Rules for Missouri Fourth-Class Cities
Parenthetical numbers in the text refer to sections of the current Revised Statutes of Missouri, abbreviated as RSMo.
Custodian of funds
The city treasurer, selected by the board or elected if an ordinance so provides, becomes custodian of all city funds. The primary task is careful accounting of revenues and expenditures, and careful allocating of each to the proper fund. The number of different funds necessary depends on the complexity of the city's operations, but a minimum of two funds are essential: a street fund and a general fund. Many smaller cities will need only these two funds.
The street fund segregates state gasoline tax and vehicle revenue sharing proceeds, which are restricted as to their use. County Aid Road Trust (CART) money is allocated in monthly checks based solely on the official census population.
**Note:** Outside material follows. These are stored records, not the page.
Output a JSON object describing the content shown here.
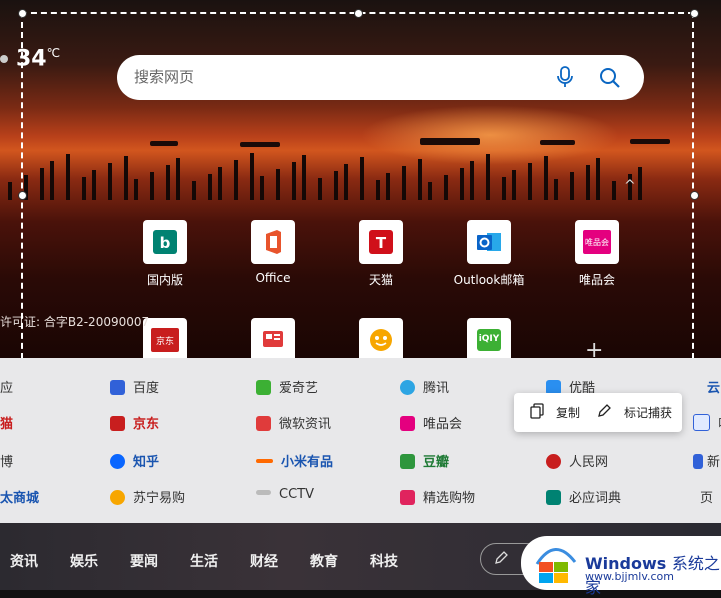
{
  "weather": {
    "temp": "34",
    "unit": "℃"
  },
  "search": {
    "placeholder": "搜索网页"
  },
  "tiles": [
    {
      "label": "国内版",
      "icon": "bing-icon"
    },
    {
      "label": "Office",
      "icon": "office-icon"
    },
    {
      "label": "天猫",
      "icon": "tmall-icon"
    },
    {
      "label": "Outlook邮箱",
      "icon": "outlook-icon"
    },
    {
      "label": "唯品会",
      "icon": "vip-icon",
      "icon_text": "唯品会"
    },
    {
      "label": "",
      "icon": "jd-icon",
      "icon_text": "京东"
    },
    {
      "label": "",
      "icon": "news-icon"
    },
    {
      "label": "",
      "icon": "suning-icon"
    },
    {
      "label": "",
      "icon": "iqiyi-icon",
      "icon_text": "iQIY"
    }
  ],
  "license": "许可证: 合字B2-20090007",
  "links": {
    "row1": [
      "应",
      "百度",
      "爱奇艺",
      "腾讯",
      "优酷",
      "云"
    ],
    "row2": [
      "猫",
      "京东",
      "微软资讯",
      "唯品会",
      "叫"
    ],
    "row3": [
      "博",
      "知乎",
      "小米有品",
      "豆瓣",
      "人民网",
      "新"
    ],
    "row4": [
      "太商城",
      "苏宁易购",
      "CCTV",
      "精选购物",
      "必应词典",
      "页"
    ]
  },
  "popup": {
    "copy": "复制",
    "mark": "标记捕获"
  },
  "nav": [
    "资讯",
    "娱乐",
    "要闻",
    "生活",
    "财经",
    "教育",
    "科技"
  ],
  "watermark": {
    "brand": "Windows",
    "suffix": "系统之家",
    "url": "www.bjjmlv.com"
  },
  "colors": {
    "accent": "#0078d4",
    "jd_red": "#c81e1e",
    "tmall_red": "#d0101a",
    "iqiyi_green": "#3cb034"
  }
}
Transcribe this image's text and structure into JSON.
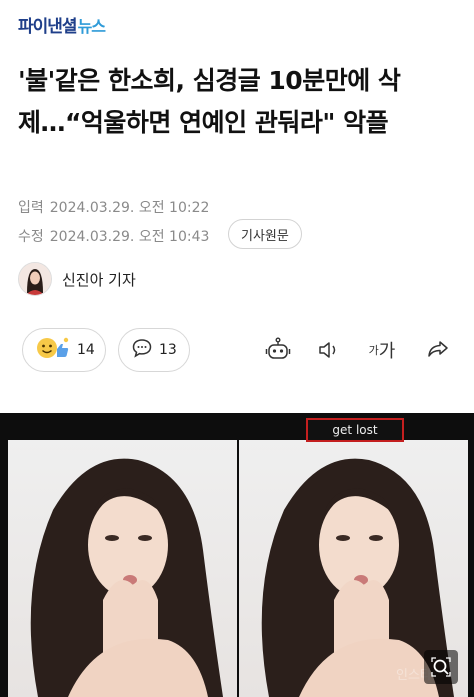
{
  "header": {
    "logo_main": "파이낸셜",
    "logo_sub": "뉴스"
  },
  "article": {
    "title": "'불'같은 한소희, 심경글 10분만에 삭제…“억울하면 연예인 관둬라\" 악플",
    "input_label": "입력",
    "input_date": "2024.03.29. 오전 10:22",
    "edit_label": "수정",
    "edit_date": "2024.03.29. 오전 10:43",
    "original_button": "기사원문",
    "reporter": "신진아 기자"
  },
  "reactions": {
    "reaction_count": "14",
    "comment_count": "13"
  },
  "toolbar": {
    "font_small": "가",
    "font_large": "가"
  },
  "photo": {
    "overlay_text": "get lost",
    "watermark": "인스타"
  },
  "icons": {
    "reaction": "emoji-reaction-icon",
    "comment": "comment-icon",
    "bot": "ai-summary-bot-icon",
    "speaker": "speaker-icon",
    "share": "share-icon",
    "zoom": "zoom-icon"
  },
  "colors": {
    "logo_main": "#1f3f8a",
    "logo_sub": "#2f9bd8",
    "overlay_border": "#c41f1f"
  }
}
These funds may only be used to "construct, reconstruct, maintain, repair, police, light, sign and clean" city streets. Only expenses that can be connected to one of these eight purposes are allowed (Const., Article IV, Section 30(a)).
Most other expenses of the city and those that do not fit into other funds fall under general revenue. All expenses that are not street-related can be drawn from this fund.
Should the city incur long-term indebtedness, a separate fund is required to segregate revenues to pay bonds and interest. These funds are collected and earmarked for payments as they become due; they cannot be used for other purposes. The levy amount is calculated anew each year, according to the city's assessed valuation. In addition to the payment(s) due during the budget year, an additional one year of future payments may be reserved. This is the upper limit on these funds.
While the board may wish to establish other funds for specific purposes or to fund a particular operation, such as a park or library fund, exercise care to avoid creating too many funds. Fewer funds make the treasurer's job easier and results in an easy-to-understand semi-annual financial report for citizens.
The city treasurer has the power to prepare finance reports and sign checks (this is sometimes handled by a finance director). As a general practice, two signatures are required on checks to protect against theft. The mayor often serves as the second signatory.
Two different locations in the Missouri statutes require that the city file a financial statement. Chapter 79.160 requires that the board of aldermen "…spread upon their records a full and detail account…" of the city's financial activity over the last six months. The board of aldermen decides on a six-month cycle. For example, it may be in January and July or March and September so long as It's every six months. The statement must be published in a city newspaper. Chapter 79.165 provides that if the financial statement is not published as required, the treasurer shall not pay out any money until the statement is published. The treasurer who does so is guilty of a Class A misdemeanor.
Chapter 105.145 has a different set of requirements. These requirements are for all tax-levying subdivisions except counties and school districts. County and school districts have their own requirements. The requirements specify an annual financial report in "such summary form as the state auditor shall prescribe." A copy of this statement must be filed with the Office of State Auditor within four months of the end of the fiscal year. Penalty for failure to file is suspension of compensation and expense reimbursement for the board of aldermen until the statement is filed. Political subdivisions that do not file are listed under the local government section of the state auditor's website at www.auditor.mo.gov/.
The Office of State Auditor provides on the website an electronic form (Microsoft Excel) for completing this financial statement. A paper copy of the form is at the end of this guide.